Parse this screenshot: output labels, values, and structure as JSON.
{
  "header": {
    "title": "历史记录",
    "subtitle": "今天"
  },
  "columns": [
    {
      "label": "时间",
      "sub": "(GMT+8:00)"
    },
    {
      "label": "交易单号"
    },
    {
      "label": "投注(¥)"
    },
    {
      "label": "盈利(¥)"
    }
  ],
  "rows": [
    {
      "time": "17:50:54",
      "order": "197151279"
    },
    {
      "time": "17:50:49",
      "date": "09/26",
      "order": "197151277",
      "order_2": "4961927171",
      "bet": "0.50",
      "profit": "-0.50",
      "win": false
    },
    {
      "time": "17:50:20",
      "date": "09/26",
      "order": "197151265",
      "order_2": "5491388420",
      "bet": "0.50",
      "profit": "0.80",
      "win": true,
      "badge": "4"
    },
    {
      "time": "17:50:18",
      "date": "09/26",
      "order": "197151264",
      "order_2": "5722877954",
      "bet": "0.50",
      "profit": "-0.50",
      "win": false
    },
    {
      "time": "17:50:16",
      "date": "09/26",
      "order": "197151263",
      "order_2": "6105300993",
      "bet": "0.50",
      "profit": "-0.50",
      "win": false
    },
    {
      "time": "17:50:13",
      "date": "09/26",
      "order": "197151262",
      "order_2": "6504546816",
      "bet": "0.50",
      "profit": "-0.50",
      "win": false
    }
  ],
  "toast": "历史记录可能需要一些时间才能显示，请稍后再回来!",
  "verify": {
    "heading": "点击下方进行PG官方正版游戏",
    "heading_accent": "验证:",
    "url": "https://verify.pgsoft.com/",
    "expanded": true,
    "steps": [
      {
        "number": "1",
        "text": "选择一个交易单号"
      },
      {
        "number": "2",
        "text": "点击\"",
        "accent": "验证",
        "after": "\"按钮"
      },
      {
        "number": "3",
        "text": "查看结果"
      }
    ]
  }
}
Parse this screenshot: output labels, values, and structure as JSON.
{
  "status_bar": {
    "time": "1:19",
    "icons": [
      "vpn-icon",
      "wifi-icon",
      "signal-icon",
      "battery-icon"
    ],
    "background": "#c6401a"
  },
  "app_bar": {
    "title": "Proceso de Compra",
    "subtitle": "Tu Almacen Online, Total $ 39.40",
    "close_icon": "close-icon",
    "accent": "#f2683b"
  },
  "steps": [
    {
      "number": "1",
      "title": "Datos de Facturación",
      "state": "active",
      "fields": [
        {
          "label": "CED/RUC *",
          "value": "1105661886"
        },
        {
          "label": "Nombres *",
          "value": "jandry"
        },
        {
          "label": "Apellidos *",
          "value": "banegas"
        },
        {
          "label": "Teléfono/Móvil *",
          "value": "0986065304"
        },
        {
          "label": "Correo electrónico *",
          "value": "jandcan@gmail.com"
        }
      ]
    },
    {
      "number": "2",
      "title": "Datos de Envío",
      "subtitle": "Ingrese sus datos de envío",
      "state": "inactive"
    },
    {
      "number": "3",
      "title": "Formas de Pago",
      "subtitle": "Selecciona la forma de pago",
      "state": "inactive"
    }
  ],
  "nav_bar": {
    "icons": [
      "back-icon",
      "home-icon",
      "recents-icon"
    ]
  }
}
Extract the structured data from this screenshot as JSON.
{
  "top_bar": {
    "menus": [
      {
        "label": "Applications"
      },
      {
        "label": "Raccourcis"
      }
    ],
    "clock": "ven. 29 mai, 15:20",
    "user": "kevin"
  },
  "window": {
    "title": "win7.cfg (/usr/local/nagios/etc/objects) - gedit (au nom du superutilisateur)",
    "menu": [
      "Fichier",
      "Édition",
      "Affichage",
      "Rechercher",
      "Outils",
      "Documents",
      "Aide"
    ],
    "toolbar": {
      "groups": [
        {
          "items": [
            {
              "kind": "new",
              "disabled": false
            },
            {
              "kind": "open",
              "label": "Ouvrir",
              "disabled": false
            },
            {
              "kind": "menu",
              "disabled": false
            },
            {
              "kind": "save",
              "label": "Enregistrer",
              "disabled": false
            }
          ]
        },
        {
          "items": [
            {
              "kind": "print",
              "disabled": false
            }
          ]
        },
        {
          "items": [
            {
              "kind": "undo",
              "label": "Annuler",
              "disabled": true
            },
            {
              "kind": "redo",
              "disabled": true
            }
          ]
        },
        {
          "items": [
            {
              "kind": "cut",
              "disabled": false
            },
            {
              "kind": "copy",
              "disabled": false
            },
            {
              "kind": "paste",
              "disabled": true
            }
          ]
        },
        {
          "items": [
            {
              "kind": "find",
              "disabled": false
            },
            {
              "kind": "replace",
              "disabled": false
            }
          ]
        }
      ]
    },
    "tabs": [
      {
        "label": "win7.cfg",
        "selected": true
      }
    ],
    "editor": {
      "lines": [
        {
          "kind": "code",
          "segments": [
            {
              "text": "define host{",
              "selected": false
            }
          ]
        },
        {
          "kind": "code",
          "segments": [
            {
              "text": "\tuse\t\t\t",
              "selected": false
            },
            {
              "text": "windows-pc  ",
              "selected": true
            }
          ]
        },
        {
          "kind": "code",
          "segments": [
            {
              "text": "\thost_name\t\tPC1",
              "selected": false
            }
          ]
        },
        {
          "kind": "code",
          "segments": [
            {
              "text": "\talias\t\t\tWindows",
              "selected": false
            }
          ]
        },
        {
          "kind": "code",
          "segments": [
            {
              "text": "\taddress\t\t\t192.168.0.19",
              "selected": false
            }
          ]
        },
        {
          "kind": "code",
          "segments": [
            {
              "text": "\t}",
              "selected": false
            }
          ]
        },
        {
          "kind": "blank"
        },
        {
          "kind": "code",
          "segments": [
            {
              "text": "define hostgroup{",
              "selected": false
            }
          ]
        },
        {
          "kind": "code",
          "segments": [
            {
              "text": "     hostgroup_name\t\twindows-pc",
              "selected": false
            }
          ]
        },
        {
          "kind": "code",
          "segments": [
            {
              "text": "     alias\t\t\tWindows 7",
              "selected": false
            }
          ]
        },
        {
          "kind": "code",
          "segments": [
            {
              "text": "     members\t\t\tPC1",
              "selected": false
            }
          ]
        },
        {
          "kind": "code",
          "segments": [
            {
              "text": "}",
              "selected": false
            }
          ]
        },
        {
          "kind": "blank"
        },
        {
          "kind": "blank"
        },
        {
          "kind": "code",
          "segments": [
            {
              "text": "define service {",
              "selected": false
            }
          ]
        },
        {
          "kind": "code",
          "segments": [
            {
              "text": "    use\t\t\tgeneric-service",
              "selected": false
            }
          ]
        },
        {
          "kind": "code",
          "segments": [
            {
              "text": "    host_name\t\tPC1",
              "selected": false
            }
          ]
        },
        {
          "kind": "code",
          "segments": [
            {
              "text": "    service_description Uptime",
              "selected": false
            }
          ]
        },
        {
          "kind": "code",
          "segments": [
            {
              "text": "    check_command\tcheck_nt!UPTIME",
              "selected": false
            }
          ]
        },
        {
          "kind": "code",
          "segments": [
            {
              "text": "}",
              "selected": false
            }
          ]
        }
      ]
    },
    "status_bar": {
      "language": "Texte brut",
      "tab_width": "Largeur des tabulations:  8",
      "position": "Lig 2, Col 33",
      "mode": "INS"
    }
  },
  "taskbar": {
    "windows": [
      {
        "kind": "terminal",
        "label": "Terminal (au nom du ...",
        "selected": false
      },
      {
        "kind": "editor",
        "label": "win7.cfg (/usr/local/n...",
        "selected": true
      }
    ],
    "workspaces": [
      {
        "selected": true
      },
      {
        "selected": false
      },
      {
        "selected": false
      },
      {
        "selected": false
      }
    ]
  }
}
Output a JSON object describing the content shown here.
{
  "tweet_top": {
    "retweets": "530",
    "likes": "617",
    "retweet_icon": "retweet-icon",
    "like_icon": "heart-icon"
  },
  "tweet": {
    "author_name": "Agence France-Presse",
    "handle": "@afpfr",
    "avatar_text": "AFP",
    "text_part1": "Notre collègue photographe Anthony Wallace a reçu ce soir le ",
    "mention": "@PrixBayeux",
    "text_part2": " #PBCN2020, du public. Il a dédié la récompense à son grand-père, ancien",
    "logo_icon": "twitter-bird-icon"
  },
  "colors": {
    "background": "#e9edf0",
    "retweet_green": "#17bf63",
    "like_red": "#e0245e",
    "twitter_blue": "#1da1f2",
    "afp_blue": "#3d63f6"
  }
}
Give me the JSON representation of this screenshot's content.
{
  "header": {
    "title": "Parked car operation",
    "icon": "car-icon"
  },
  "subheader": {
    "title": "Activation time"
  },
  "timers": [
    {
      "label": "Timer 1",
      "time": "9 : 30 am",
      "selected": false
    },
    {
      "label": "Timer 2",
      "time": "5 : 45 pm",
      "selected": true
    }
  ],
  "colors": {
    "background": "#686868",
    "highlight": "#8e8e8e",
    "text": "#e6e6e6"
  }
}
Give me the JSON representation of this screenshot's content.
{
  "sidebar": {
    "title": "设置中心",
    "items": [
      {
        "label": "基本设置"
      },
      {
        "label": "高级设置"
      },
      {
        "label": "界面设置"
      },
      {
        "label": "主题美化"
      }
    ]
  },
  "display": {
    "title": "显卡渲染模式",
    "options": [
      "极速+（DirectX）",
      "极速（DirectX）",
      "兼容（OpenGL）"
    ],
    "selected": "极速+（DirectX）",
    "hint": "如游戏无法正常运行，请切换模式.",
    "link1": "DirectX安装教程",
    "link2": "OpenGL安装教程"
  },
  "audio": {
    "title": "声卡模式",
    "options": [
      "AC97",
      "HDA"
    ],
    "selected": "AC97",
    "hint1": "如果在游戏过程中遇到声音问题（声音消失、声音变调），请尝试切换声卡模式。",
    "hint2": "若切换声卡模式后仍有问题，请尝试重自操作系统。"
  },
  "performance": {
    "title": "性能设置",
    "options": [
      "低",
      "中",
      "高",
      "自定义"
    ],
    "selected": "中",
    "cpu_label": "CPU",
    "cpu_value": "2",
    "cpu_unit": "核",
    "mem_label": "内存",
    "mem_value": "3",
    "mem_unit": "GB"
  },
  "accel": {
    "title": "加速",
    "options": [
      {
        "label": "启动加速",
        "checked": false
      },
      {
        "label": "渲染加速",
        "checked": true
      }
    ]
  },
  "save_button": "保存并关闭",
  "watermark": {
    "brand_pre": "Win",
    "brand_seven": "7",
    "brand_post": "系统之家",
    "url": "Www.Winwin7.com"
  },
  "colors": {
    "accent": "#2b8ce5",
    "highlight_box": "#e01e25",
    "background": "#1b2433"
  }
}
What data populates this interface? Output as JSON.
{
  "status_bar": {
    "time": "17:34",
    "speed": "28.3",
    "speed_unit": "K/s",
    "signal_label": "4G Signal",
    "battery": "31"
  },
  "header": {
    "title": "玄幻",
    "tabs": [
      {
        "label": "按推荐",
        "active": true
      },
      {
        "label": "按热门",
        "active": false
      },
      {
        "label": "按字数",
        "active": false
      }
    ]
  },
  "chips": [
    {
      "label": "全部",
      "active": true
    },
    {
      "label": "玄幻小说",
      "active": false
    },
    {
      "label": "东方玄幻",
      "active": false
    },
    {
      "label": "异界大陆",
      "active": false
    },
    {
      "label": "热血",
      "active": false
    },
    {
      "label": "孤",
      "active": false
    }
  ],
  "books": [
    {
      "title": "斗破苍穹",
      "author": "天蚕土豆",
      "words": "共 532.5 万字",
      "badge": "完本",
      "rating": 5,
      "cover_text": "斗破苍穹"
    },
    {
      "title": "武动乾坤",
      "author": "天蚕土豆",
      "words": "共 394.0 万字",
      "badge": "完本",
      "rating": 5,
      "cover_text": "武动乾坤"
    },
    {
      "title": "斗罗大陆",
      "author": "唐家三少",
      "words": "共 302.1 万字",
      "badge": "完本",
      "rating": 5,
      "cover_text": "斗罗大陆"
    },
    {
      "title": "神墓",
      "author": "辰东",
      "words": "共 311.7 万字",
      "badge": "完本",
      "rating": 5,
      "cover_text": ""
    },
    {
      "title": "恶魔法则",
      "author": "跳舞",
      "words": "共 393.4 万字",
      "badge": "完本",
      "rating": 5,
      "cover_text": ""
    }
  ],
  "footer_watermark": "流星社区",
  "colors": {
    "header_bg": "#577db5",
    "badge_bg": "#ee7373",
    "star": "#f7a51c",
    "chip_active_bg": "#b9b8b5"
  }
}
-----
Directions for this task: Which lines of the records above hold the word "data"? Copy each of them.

Response:
Extract the structured data from this screenshot as JSON.
What data populates this interface? Output as JSON.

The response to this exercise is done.